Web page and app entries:
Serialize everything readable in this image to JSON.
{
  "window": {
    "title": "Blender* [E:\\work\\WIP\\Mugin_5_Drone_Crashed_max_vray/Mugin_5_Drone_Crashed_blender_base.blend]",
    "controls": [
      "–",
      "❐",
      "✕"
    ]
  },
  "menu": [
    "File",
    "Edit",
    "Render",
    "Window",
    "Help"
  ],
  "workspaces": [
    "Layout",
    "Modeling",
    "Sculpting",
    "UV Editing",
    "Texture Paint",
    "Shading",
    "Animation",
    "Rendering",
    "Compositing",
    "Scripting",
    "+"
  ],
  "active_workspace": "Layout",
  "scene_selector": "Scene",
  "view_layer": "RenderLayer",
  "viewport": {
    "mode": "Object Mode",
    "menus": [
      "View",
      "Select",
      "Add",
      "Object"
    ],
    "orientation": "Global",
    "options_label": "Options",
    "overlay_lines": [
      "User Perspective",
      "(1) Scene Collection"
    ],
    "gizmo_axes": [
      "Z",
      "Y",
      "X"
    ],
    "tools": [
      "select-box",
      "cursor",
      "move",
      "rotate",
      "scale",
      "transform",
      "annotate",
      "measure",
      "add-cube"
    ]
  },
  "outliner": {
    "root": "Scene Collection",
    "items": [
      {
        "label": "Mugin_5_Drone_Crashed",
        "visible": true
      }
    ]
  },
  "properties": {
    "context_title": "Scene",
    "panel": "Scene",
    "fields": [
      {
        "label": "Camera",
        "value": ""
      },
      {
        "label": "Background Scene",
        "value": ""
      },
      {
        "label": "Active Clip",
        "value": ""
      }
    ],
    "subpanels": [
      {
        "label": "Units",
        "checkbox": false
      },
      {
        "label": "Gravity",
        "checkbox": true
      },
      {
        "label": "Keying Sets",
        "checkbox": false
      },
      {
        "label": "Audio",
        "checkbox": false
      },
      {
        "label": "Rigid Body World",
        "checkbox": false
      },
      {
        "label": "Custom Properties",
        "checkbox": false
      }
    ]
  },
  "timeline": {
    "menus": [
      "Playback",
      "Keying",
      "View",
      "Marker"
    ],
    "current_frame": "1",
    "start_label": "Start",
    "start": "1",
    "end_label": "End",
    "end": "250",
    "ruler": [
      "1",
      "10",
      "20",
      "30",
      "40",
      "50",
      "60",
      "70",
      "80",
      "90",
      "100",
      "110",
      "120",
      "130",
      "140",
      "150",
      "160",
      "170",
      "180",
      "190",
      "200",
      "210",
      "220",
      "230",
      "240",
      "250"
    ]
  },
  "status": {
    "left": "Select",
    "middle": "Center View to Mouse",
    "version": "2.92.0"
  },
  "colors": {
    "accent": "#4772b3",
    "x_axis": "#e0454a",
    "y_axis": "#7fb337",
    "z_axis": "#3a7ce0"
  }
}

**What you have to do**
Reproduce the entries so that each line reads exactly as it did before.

**Output of the task**
Serialize everything readable in this image to JSON.
{
  "window": {
    "title": "Blender* [E:\\work\\WIP\\Mugin_5_Drone_Crashed_max_vray/Mugin_5_Drone_Crashed_blender_base.blend]",
    "controls": [
      "–",
      "❐",
      "✕"
    ]
  },
  "menu": [
    "File",
    "Edit",
    "Render",
    "Window",
    "Help"
  ],
  "workspaces": [
    "Layout",
    "Modeling",
    "Sculpting",
    "UV Editing",
    "Texture Paint",
    "Shading",
    "Animation",
    "Rendering",
    "Compositing",
    "Scripting",
    "+"
  ],
  "active_workspace": "Layout",
  "scene_selector": "Scene",
  "view_layer": "RenderLayer",
  "viewport": {
    "mode": "Object Mode",
    "menus": [
      "View",
      "Select",
      "Add",
      "Object"
    ],
    "orientation": "Global",
    "options_label": "Options",
    "overlay_lines": [
      "User Perspective",
      "(1) Scene Collection"
    ],
    "gizmo_axes": [
      "Z",
      "Y",
      "X"
    ],
    "tools": [
      "select-box",
      "cursor",
      "move",
      "rotate",
      "scale",
      "transform",
      "annotate",
      "measure",
      "add-cube"
    ]
  },
  "outliner": {
    "root": "Scene Collection",
    "items": [
      {
        "label": "Mugin_5_Drone_Crashed",
        "visible": true
      }
    ]
  },
  "properties": {
    "context_title": "Scene",
    "panel": "Scene",
    "fields": [
      {
        "label": "Camera",
        "value": ""
      },
      {
        "label": "Background Scene",
        "value": ""
      },
      {
        "label": "Active Clip",
        "value": ""
      }
    ],
    "subpanels": [
      {
        "label": "Units",
        "checkbox": false
      },
      {
        "label": "Gravity",
        "checkbox": true
      },
      {
        "label": "Keying Sets",
        "checkbox": false
      },
      {
        "label": "Audio",
        "checkbox": false
      },
      {
        "label": "Rigid Body World",
        "checkbox": false
      },
      {
        "label": "Custom Properties",
        "checkbox": false
      }
    ]
  },
  "timeline": {
    "menus": [
      "Playback",
      "Keying",
      "View",
      "Marker"
    ],
    "current_frame": "1",
    "start_label": "Start",
    "start": "1",
    "end_label": "End",
    "end": "250",
    "ruler": [
      "1",
      "10",
      "20",
      "30",
      "40",
      "50",
      "60",
      "70",
      "80",
      "90",
      "100",
      "110",
      "120",
      "130",
      "140",
      "150",
      "160",
      "170",
      "180",
      "190",
      "200",
      "210",
      "220",
      "230",
      "240",
      "250"
    ]
  },
  "status": {
    "left": "Select",
    "middle": "Center View to Mouse",
    "version": "2.92.0"
  },
  "colors": {
    "accent": "#4772b3",
    "x_axis": "#e0454a",
    "y_axis": "#7fb337",
    "z_axis": "#3a7ce0"
  }
}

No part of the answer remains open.